• What is required: Copy each record exactly, word for word.

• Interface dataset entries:
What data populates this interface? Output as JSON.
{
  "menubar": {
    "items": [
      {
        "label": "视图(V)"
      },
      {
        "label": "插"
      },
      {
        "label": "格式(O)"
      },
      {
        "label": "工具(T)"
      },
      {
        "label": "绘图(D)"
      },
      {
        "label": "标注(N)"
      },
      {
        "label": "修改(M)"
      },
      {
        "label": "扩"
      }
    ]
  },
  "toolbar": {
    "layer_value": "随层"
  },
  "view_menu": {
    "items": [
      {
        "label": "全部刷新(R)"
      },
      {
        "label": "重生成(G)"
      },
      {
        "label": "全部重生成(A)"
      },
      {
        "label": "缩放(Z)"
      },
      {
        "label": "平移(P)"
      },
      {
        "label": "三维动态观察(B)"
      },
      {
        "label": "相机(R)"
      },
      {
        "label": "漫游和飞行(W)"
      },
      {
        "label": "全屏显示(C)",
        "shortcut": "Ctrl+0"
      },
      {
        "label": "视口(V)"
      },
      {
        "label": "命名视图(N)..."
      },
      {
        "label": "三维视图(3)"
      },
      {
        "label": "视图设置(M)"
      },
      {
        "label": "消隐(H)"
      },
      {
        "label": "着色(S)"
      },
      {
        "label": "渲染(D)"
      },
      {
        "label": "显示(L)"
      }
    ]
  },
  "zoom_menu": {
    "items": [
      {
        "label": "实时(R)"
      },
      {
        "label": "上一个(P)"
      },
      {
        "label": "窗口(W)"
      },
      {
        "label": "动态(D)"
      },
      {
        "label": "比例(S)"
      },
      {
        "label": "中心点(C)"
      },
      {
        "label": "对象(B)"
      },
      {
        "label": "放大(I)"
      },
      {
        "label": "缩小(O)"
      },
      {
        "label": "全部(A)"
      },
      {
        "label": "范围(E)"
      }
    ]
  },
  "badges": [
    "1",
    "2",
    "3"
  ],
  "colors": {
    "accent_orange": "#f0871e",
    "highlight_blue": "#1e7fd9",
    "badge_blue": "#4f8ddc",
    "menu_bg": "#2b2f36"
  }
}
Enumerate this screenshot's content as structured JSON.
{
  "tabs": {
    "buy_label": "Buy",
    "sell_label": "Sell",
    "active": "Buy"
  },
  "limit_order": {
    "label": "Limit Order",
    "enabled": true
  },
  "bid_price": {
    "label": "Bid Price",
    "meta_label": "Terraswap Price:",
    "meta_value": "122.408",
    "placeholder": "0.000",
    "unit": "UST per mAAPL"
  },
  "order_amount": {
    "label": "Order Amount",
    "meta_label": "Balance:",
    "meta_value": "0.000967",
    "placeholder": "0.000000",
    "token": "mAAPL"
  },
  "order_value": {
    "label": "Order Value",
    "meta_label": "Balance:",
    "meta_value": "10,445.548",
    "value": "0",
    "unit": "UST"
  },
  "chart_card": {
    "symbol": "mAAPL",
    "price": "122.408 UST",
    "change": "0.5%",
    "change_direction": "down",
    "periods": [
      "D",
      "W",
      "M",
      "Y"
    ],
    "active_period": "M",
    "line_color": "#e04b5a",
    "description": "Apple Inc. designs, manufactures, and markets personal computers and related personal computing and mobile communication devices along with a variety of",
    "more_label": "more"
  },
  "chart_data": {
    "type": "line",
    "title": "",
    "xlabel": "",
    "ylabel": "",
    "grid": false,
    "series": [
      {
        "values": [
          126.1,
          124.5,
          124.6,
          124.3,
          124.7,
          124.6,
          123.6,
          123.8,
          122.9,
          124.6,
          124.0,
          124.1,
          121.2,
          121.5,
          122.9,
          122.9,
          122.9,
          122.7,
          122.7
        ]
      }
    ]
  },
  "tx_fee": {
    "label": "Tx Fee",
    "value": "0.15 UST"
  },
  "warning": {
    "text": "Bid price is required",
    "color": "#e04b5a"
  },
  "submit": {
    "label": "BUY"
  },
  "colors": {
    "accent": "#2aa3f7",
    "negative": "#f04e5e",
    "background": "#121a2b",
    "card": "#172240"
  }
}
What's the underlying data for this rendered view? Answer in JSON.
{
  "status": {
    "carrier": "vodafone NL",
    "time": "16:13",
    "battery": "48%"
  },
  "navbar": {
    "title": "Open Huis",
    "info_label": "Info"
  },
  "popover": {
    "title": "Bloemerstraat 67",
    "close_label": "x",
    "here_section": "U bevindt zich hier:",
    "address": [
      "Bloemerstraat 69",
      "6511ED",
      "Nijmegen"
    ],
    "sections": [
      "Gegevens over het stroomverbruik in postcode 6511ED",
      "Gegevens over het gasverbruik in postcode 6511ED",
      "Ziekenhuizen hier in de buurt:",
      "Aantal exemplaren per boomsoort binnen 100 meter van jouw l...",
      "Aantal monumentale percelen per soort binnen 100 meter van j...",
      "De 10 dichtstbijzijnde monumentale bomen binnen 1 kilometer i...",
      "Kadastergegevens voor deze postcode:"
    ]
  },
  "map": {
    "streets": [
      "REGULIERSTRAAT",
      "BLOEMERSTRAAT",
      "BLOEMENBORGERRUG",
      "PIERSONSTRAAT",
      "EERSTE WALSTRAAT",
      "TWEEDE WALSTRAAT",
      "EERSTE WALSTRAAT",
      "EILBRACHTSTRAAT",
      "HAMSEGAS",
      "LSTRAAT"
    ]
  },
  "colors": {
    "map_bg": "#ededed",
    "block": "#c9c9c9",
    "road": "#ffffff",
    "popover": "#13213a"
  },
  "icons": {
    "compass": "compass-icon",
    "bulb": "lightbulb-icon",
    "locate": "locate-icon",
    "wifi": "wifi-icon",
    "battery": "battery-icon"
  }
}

• Written solution:
What data populates this interface? Output as JSON.
{
  "menubar": {
    "items": [
      {
        "label": "视图(V)"
      },
      {
        "label": "插"
      },
      {
        "label": "格式(O)"
      },
      {
        "label": "工具(T)"
      },
      {
        "label": "绘图(D)"
      },
      {
        "label": "标注(N)"
      },
      {
        "label": "修改(M)"
      },
      {
        "label": "扩"
      }
    ]
  },
  "toolbar": {
    "layer_value": "随层"
  },
  "view_menu": {
    "items": [
      {
        "label": "全部刷新(R)"
      },
      {
        "label": "重生成(G)"
      },
      {
        "label": "全部重生成(A)"
      },
      {
        "label": "缩放(Z)"
      },
      {
        "label": "平移(P)"
      },
      {
        "label": "三维动态观察(B)"
      },
      {
        "label": "相机(R)"
      },
      {
        "label": "漫游和飞行(W)"
      },
      {
        "label": "全屏显示(C)",
        "shortcut": "Ctrl+0"
      },
      {
        "label": "视口(V)"
      },
      {
        "label": "命名视图(N)..."
      },
      {
        "label": "三维视图(3)"
      },
      {
        "label": "视图设置(M)"
      },
      {
        "label": "消隐(H)"
      },
      {
        "label": "着色(S)"
      },
      {
        "label": "渲染(D)"
      },
      {
        "label": "显示(L)"
      }
    ]
  },
  "zoom_menu": {
    "items": [
      {
        "label": "实时(R)"
      },
      {
        "label": "上一个(P)"
      },
      {
        "label": "窗口(W)"
      },
      {
        "label": "动态(D)"
      },
      {
        "label": "比例(S)"
      },
      {
        "label": "中心点(C)"
      },
      {
        "label": "对象(B)"
      },
      {
        "label": "放大(I)"
      },
      {
        "label": "缩小(O)"
      },
      {
        "label": "全部(A)"
      },
      {
        "label": "范围(E)"
      }
    ]
  },
  "badges": [
    "1",
    "2",
    "3"
  ],
  "colors": {
    "accent_orange": "#f0871e",
    "highlight_blue": "#1e7fd9",
    "badge_blue": "#4f8ddc",
    "menu_bg": "#2b2f36"
  }
}
Enumerate this screenshot's content as structured JSON.
{
  "tabs": {
    "buy_label": "Buy",
    "sell_label": "Sell",
    "active": "Buy"
  },
  "limit_order": {
    "label": "Limit Order",
    "enabled": true
  },
  "bid_price": {
    "label": "Bid Price",
    "meta_label": "Terraswap Price:",
    "meta_value": "122.408",
    "placeholder": "0.000",
    "unit": "UST per mAAPL"
  },
  "order_amount": {
    "label": "Order Amount",
    "meta_label": "Balance:",
    "meta_value": "0.000967",
    "placeholder": "0.000000",
    "token": "mAAPL"
  },
  "order_value": {
    "label": "Order Value",
    "meta_label": "Balance:",
    "meta_value": "10,445.548",
    "value": "0",
    "unit": "UST"
  },
  "chart_card": {
    "symbol": "mAAPL",
    "price": "122.408 UST",
    "change": "0.5%",
    "change_direction": "down",
    "periods": [
      "D",
      "W",
      "M",
      "Y"
    ],
    "active_period": "M",
    "line_color": "#e04b5a",
    "description": "Apple Inc. designs, manufactures, and markets personal computers and related personal computing and mobile communication devices along with a variety of",
    "more_label": "more"
  },
  "chart_data": {
    "type": "line",
    "title": "",
    "xlabel": "",
    "ylabel": "",
    "grid": false,
    "series": [
      {
        "values": [
          126.1,
          124.5,
          124.6,
          124.3,
          124.7,
          124.6,
          123.6,
          123.8,
          122.9,
          124.6,
          124.0,
          124.1,
          121.2,
          121.5,
          122.9,
          122.9,
          122.9,
          122.7,
          122.7
        ]
      }
    ]
  },
  "tx_fee": {
    "label": "Tx Fee",
    "value": "0.15 UST"
  },
  "warning": {
    "text": "Bid price is required",
    "color": "#e04b5a"
  },
  "submit": {
    "label": "BUY"
  },
  "colors": {
    "accent": "#2aa3f7",
    "negative": "#f04e5e",
    "background": "#121a2b",
    "card": "#172240"
  }
}
What's the underlying data for this rendered view? Answer in JSON.
{
  "status": {
    "carrier": "vodafone NL",
    "time": "16:13",
    "battery": "48%"
  },
  "navbar": {
    "title": "Open Huis",
    "info_label": "Info"
  },
  "popover": {
    "title": "Bloemerstraat 67",
    "close_label": "x",
    "here_section": "U bevindt zich hier:",
    "address": [
      "Bloemerstraat 69",
      "6511ED",
      "Nijmegen"
    ],
    "sections": [
      "Gegevens over het stroomverbruik in postcode 6511ED",
      "Gegevens over het gasverbruik in postcode 6511ED",
      "Ziekenhuizen hier in de buurt:",
      "Aantal exemplaren per boomsoort binnen 100 meter van jouw l...",
      "Aantal monumentale percelen per soort binnen 100 meter van j...",
      "De 10 dichtstbijzijnde monumentale bomen binnen 1 kilometer i...",
      "Kadastergegevens voor deze postcode:"
    ]
  },
  "map": {
    "streets": [
      "REGULIERSTRAAT",
      "BLOEMERSTRAAT",
      "BLOEMENBORGERRUG",
      "PIERSONSTRAAT",
      "EERSTE WALSTRAAT",
      "TWEEDE WALSTRAAT",
      "EERSTE WALSTRAAT",
      "EILBRACHTSTRAAT",
      "HAMSEGAS",
      "LSTRAAT"
    ]
  },
  "colors": {
    "map_bg": "#ededed",
    "block": "#c9c9c9",
    "road": "#ffffff",
    "popover": "#13213a"
  },
  "icons": {
    "compass": "compass-icon",
    "bulb": "lightbulb-icon",
    "locate": "locate-icon",
    "wifi": "wifi-icon",
    "battery": "battery-icon"
  }
}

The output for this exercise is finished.